How to Prepare for a Job Interview
The time has come to interview for a new position and most are either reentering the workforce or simply making a transition. Job interviews can be nerve-racking and considering that most people don’t practice interviewing every day, your skills may be rusty. Not to worry though, because we’ve got helpful tips to make securing the new job a breeze.
Research the Company and Position
Regardless of whether you secured the job interview by applying, or the company reached out to you, understanding what you’re interviewing for is crucial. First things first, do some digging on the company you are interviewing with. Being familiar with the company, its business practices, and any internal issues will help in determining if they are the place for you. Second, research the role you are being interviewed for and have a deep understanding of what you may be asked to do. Interviewers want to ensure that they hire the correct person for the job, and being able to answer questions regarding the position is critical.
Dress to Impress
Researching the company and position is fairly light work, but most of the weight of interviewing can be relieved by preparing. There are a select few who are natural interviewees, capable of answering any question on the spot and radiate confidence in themselves. For others, practice makes perfect and minor mistakes are normal. The most common mistakes in interviews are being improperly dressed, the inability to answer questions thoroughly, and more than anything else, nerves. The number one tip that everyone will tell you when it comes to interviews is to dress to impress. Depending on the position, you may not need to fully “suit up”, but appearing well dressed and presentable will leave a positive impact. As we discussed previously, due to the times, video interviews are becoming more common, but it is best practice to put pants on.
The next tip in minimizing mistakes is to rehearse common interview questions, and have examples fresh in your mind. Give me an example of a time when…, is one of the most used questions for two reasons. Employers need to see how quickly a potential employee can think on their feet and provide answers. Problem-solving and conflict resolution are critical skills to have in the professional workplace, so communicating your proficiency in these skills is necessary. All of this preparation is good, but it only goes so far depending on your efficiency in communication. Being able to speak fluently and proficiently about your potential job will impress your interviewer and demonstrate that you are prepared for this role.

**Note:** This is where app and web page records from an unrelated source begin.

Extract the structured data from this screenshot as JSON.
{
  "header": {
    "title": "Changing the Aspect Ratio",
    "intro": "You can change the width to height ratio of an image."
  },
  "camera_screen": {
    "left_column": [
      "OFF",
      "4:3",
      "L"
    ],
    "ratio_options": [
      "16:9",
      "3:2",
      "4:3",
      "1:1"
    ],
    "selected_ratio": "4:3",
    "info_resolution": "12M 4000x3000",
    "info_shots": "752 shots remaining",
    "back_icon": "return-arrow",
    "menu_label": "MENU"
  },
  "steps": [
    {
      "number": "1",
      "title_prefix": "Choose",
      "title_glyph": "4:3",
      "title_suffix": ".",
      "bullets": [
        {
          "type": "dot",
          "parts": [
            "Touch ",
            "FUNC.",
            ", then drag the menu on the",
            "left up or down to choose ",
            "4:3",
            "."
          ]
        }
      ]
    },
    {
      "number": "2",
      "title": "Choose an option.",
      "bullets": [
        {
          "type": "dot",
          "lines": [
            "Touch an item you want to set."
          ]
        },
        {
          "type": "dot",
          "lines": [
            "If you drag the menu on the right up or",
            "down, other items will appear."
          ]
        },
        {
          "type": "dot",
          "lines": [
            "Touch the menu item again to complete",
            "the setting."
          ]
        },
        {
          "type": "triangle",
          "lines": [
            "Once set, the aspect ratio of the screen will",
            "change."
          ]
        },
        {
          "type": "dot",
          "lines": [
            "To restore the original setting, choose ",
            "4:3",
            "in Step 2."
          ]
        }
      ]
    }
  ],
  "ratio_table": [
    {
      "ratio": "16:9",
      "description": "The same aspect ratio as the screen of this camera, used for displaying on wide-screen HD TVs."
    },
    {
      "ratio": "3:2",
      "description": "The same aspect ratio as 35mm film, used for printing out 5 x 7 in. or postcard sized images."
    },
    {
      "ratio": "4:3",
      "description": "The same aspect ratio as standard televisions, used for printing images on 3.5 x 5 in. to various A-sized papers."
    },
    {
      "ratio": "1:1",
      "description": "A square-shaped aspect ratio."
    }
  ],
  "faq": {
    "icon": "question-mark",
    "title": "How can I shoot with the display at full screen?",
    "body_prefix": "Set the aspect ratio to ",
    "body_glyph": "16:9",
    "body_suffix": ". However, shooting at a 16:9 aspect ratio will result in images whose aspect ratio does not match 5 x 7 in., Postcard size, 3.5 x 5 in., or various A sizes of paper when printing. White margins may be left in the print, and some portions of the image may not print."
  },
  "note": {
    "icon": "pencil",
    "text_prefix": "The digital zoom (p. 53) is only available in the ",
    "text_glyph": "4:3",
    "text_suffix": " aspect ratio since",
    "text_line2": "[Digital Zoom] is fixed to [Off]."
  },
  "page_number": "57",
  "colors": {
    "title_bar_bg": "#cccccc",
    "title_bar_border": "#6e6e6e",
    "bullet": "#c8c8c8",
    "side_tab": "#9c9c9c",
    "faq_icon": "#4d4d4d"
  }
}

The professional world has changed drastically over the past year now that so many are working from home. The world is more isolated than ever, but luckily there are a plethora of tools available to keep us connected. One of the most powerful tools during the pandemic has been video conference systems such as Zoom or Google Hangouts. If you haven’t spent much time during the pandemic with these tools, watch a few tutorials and get yourself familiar with the ins and outs. Most interviewers will request a video call considering the state of the world and the broader range of hiring nowadays. Beyond the interview, this may be a test to see how well you work with these systems before moving forward in the hiring process. Companies are using more digital marketing tools to streamline business practices and the less they have to teach the more value you bring.